During September and October, Swedish school pupils, senior citizens and anyone interested will be investigating the environmental barriers that can be found in Swedish housing. To assist them, they will be using a folding rule and mobile app. The research project, the Housing Experiment, is a collaboration between the Swedish Researchers’ Night science festival known as ‘ForskarFredag’ and researchers at Lund University.
Sweden’s population is ageing, and many older people want to be able to continue living in their own home for as long as possible.
“Sweden’s population is ageing, and many elderly people want to be able to continue living in their own home for as long as possible. Unfortunately, this is often affected by various environmental barriers such as stairs, thresholds and narrow doors,” explained Susanne Iwarsson, Professor at the Centre for Ageing and Supportive Environments (CASE) at Lund University and the scientific lead for the Housing Experiment.
In order for society to be able to offer housing that is adapted to meet the needs of the ageing population, we need more and valid knowledge about the environmental barriers that exist in Swedish apartments and houses. This is exactly what the Housing Experiment is seeking to investigate. To gather as much information as possible, Susanne Iwarsson and her research colleagues are enlisting the help of Sweden’s senior citizens and school pupils, plus anyone else who would like to get involved in this mass experiment.
Accessible housing is something that concerns us all and I hope that as many people as possible want to get involved.
“Accessible housing is something that concerns us all and I hope that as many people as possible want to get involved. The more people who participate, the better data we can collect, and the more valid results,” said Susanne Iwarsson.
Using a measuring tape or folding rule and the mobile app, participants answer questions about, for example, the width of doors or height of thresholds in their homes. The method is based upon over 20 years of research on accessibility issues.

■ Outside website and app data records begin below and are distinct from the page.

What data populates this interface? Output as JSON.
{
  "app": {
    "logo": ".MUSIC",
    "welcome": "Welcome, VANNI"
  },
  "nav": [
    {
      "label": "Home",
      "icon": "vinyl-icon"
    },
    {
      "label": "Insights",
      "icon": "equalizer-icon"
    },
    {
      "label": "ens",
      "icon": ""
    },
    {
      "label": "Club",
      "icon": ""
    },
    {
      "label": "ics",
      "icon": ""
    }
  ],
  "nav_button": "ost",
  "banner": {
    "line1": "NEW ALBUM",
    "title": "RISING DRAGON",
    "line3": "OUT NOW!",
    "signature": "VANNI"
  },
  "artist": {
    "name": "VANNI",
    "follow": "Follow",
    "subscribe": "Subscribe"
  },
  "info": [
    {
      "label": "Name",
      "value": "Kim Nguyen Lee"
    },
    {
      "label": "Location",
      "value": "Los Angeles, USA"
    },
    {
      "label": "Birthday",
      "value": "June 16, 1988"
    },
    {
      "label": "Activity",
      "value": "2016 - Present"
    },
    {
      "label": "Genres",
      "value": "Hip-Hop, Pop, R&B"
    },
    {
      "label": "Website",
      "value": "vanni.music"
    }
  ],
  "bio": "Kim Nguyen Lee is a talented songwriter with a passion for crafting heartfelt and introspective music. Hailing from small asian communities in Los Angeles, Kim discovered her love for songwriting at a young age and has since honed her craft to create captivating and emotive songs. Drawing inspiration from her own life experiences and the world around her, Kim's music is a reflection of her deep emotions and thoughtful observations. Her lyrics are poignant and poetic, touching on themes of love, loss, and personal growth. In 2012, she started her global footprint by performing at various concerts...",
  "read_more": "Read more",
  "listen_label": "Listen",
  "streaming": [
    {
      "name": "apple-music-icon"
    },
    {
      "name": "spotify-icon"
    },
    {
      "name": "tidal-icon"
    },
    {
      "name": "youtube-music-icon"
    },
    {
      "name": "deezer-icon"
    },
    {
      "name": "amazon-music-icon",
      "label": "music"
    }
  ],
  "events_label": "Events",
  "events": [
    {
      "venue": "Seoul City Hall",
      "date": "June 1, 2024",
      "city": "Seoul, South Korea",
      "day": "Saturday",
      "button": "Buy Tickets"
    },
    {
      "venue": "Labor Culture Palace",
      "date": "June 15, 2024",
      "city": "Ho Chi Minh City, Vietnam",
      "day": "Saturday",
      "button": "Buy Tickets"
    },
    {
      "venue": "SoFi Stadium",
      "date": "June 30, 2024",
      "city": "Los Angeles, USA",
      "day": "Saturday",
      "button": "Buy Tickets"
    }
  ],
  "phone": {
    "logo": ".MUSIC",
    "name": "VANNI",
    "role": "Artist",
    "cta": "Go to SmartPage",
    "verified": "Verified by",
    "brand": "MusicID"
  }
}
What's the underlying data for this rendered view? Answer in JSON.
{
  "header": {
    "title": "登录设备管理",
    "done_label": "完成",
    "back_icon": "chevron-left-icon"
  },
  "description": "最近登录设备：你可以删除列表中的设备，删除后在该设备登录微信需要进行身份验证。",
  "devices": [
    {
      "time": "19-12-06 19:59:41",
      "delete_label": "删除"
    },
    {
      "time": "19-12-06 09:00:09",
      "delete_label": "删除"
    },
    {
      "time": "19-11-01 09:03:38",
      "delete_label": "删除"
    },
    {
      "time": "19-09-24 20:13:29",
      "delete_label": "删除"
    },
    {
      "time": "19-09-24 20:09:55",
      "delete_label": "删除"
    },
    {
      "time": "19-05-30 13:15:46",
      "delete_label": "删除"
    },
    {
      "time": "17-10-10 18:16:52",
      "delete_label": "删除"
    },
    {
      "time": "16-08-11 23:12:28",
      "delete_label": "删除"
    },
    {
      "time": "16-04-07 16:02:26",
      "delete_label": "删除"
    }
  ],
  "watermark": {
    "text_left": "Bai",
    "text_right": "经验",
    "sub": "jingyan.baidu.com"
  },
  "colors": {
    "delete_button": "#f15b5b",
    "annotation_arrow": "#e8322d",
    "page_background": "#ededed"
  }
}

The results of the experiment will be available to openly access via an interactive web page. Using this page, anyone interested can run basic analyses of how and to what extent environmental barriers generate accessibility problems for user groups with different profiles of functional limitations across different parts of Sweden.
Anyone in Sweden who would like to contribute to research on accessibility is welcome to participate
“Anyone in Sweden who would like to contribute to research on accessibility is welcome to participate,” said Martin Bergman, a researcher at VA (Public & Science).
ForskarFredag’s mass experiment, the Housing Experiment, is a collaboration between the Center for Ageing and Supportive Environments (CASE), a research centre at Lund University, the pensioners’ associations SPF Seniorerna i Skåne and PRO Skåne and the non-profit organisation VA (Public & Science) that coordinates ForskarFredag (Researchers’ Night in Sweden). The pensioners’ associations SPF Seniors, PRO and SKPF are also supporting the project at a national level.
The Housing Experiment is an example of citizen science and is funded by Forte, the Swedish Research Council for Health, Working Life and Welfare, and the European Commission under Grant Agreement 101036199 in the framework of the Marie Sklodowska-Curie actions.
About ForskarFredag (Researchers’ Night in Sweden)
The Centre for Ageing and Supportive Environments (CASE) at Lund University
Press photos: https://flic.kr/s/aHsmVki4Z4
Susanne Iwarsson, Professor, Coordinator of CASE and the scientific lead responsible for the Housing Experiment
Tel +46 (0)46-222 19 40, e-mail: [email protected]
Martin Bergman, Researcher at VA (Public & Science) and project manager for the Housing Experiment.
Tel +46 (0)70-255 38 91, e-mail: [email protected]